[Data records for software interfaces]
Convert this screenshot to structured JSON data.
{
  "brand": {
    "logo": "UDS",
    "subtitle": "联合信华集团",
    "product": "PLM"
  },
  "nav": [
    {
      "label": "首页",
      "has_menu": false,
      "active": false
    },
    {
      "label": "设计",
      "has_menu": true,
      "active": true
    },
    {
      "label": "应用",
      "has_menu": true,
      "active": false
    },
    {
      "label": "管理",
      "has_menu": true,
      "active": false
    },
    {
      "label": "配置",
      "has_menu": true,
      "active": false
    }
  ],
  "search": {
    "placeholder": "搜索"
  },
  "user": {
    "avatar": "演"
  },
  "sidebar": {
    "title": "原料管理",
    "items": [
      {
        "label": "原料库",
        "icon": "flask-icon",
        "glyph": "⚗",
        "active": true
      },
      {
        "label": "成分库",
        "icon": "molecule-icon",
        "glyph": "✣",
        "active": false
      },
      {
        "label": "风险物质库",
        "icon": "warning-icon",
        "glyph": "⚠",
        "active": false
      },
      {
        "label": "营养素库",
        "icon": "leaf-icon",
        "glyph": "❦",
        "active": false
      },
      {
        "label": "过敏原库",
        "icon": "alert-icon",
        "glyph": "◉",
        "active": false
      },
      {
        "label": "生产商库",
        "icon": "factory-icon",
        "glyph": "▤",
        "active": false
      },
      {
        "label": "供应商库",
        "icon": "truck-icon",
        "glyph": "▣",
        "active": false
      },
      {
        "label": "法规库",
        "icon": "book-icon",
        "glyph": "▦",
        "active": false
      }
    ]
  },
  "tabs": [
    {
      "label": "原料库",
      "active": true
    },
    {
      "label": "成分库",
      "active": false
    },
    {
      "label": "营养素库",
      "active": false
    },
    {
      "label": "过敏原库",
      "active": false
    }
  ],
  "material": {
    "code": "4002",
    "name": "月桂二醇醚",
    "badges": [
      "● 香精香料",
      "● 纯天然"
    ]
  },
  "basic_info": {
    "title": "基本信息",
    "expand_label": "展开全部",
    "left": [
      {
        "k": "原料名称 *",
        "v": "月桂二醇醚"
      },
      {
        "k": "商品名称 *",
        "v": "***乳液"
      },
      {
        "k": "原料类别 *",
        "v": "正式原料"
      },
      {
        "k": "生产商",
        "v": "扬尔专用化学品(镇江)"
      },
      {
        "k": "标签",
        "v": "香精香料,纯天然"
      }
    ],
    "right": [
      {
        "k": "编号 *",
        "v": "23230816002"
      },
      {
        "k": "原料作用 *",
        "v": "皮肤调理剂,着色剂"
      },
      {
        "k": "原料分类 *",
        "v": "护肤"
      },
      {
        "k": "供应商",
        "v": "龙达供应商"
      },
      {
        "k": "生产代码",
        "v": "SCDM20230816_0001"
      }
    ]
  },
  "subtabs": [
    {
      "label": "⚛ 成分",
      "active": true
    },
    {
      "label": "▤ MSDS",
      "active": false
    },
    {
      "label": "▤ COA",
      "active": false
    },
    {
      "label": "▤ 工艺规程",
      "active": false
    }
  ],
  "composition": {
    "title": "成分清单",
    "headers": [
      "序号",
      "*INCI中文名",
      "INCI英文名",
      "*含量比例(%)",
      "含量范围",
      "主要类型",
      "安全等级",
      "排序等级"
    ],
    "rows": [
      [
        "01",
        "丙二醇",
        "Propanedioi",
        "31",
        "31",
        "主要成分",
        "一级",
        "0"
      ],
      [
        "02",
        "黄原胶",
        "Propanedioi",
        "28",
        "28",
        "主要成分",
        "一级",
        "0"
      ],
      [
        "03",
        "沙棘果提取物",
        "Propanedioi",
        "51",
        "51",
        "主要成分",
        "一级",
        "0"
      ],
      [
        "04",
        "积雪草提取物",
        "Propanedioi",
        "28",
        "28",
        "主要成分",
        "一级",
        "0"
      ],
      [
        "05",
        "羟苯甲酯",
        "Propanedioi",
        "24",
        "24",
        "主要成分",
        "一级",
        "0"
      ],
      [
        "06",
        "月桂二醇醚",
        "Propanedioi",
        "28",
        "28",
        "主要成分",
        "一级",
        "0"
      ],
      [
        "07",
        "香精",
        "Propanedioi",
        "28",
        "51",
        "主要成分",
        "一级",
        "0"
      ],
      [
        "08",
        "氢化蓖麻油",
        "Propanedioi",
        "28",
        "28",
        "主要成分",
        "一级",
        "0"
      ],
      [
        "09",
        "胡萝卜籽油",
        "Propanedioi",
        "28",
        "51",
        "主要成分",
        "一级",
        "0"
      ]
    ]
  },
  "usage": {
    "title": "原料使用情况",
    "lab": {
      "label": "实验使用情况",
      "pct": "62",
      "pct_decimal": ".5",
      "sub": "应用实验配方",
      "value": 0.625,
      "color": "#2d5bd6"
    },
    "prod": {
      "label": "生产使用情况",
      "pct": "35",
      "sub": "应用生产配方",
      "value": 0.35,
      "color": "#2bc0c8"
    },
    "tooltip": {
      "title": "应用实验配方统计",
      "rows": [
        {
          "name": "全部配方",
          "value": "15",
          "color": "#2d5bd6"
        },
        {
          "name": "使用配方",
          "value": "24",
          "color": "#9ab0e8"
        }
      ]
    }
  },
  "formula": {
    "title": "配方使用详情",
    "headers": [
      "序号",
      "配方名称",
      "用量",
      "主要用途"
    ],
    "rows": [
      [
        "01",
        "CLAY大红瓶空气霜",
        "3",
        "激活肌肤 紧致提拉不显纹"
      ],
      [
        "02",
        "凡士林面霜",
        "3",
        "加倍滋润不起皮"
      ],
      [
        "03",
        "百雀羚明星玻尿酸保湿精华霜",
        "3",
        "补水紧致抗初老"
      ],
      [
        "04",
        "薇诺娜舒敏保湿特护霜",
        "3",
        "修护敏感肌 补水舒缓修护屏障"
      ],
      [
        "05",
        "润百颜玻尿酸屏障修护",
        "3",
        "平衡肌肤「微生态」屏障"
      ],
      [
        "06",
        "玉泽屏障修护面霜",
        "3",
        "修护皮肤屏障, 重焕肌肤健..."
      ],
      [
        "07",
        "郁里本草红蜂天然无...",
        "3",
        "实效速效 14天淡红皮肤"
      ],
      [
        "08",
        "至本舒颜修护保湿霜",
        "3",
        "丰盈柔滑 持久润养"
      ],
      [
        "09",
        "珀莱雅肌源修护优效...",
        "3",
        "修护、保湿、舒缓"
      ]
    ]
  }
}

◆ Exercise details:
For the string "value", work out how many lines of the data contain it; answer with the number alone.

◆ Answer box:
4